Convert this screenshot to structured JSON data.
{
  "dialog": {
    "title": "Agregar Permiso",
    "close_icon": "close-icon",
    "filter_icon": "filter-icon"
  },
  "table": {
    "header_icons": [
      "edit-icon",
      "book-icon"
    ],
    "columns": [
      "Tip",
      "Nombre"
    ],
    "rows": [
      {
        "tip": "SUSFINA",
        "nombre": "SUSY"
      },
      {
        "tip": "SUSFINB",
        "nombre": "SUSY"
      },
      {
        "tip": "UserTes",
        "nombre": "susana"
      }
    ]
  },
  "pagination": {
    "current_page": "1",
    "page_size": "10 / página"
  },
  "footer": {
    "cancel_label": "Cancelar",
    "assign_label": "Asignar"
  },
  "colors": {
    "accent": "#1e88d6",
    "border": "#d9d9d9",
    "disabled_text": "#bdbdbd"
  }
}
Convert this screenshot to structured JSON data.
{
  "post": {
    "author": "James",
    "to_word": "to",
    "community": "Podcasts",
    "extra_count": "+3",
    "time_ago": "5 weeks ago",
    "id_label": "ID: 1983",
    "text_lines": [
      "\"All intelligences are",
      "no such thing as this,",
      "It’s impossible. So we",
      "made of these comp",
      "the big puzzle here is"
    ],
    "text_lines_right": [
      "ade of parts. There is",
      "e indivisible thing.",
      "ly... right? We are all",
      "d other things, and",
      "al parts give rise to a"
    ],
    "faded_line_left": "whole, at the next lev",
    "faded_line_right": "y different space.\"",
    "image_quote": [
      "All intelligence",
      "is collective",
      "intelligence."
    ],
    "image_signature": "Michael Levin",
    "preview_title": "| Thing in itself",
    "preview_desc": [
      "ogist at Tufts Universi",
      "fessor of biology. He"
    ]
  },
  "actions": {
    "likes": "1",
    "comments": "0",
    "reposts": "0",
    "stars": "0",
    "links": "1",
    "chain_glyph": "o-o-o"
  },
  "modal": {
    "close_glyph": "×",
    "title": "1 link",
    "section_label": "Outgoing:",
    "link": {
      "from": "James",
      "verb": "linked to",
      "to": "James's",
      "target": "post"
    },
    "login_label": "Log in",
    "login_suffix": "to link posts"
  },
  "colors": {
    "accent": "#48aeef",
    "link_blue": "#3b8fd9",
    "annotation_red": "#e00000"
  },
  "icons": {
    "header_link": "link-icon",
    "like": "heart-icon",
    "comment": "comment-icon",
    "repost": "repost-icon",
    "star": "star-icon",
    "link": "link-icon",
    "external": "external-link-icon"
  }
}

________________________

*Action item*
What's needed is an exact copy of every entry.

*Response to the task*
Convert this screenshot to structured JSON data.
{
  "dialog": {
    "title": "Agregar Permiso",
    "close_icon": "close-icon",
    "filter_icon": "filter-icon"
  },
  "table": {
    "header_icons": [
      "edit-icon",
      "book-icon"
    ],
    "columns": [
      "Tip",
      "Nombre"
    ],
    "rows": [
      {
        "tip": "SUSFINA",
        "nombre": "SUSY"
      },
      {
        "tip": "SUSFINB",
        "nombre": "SUSY"
      },
      {
        "tip": "UserTes",
        "nombre": "susana"
      }
    ]
  },
  "pagination": {
    "current_page": "1",
    "page_size": "10 / página"
  },
  "footer": {
    "cancel_label": "Cancelar",
    "assign_label": "Asignar"
  },
  "colors": {
    "accent": "#1e88d6",
    "border": "#d9d9d9",
    "disabled_text": "#bdbdbd"
  }
}
Convert this screenshot to structured JSON data.
{
  "post": {
    "author": "James",
    "to_word": "to",
    "community": "Podcasts",
    "extra_count": "+3",
    "time_ago": "5 weeks ago",
    "id_label": "ID: 1983",
    "text_lines": [
      "\"All intelligences are",
      "no such thing as this,",
      "It’s impossible. So we",
      "made of these comp",
      "the big puzzle here is"
    ],
    "text_lines_right": [
      "ade of parts. There is",
      "e indivisible thing.",
      "ly... right? We are all",
      "d other things, and",
      "al parts give rise to a"
    ],
    "faded_line_left": "whole, at the next lev",
    "faded_line_right": "y different space.\"",
    "image_quote": [
      "All intelligence",
      "is collective",
      "intelligence."
    ],
    "image_signature": "Michael Levin",
    "preview_title": "| Thing in itself",
    "preview_desc": [
      "ogist at Tufts Universi",
      "fessor of biology. He"
    ]
  },
  "actions": {
    "likes": "1",
    "comments": "0",
    "reposts": "0",
    "stars": "0",
    "links": "1",
    "chain_glyph": "o-o-o"
  },
  "modal": {
    "close_glyph": "×",
    "title": "1 link",
    "section_label": "Outgoing:",
    "link": {
      "from": "James",
      "verb": "linked to",
      "to": "James's",
      "target": "post"
    },
    "login_label": "Log in",
    "login_suffix": "to link posts"
  },
  "colors": {
    "accent": "#48aeef",
    "link_blue": "#3b8fd9",
    "annotation_red": "#e00000"
  },
  "icons": {
    "header_link": "link-icon",
    "like": "heart-icon",
    "comment": "comment-icon",
    "repost": "repost-icon",
    "star": "star-icon",
    "link": "link-icon",
    "external": "external-link-icon"
  }
}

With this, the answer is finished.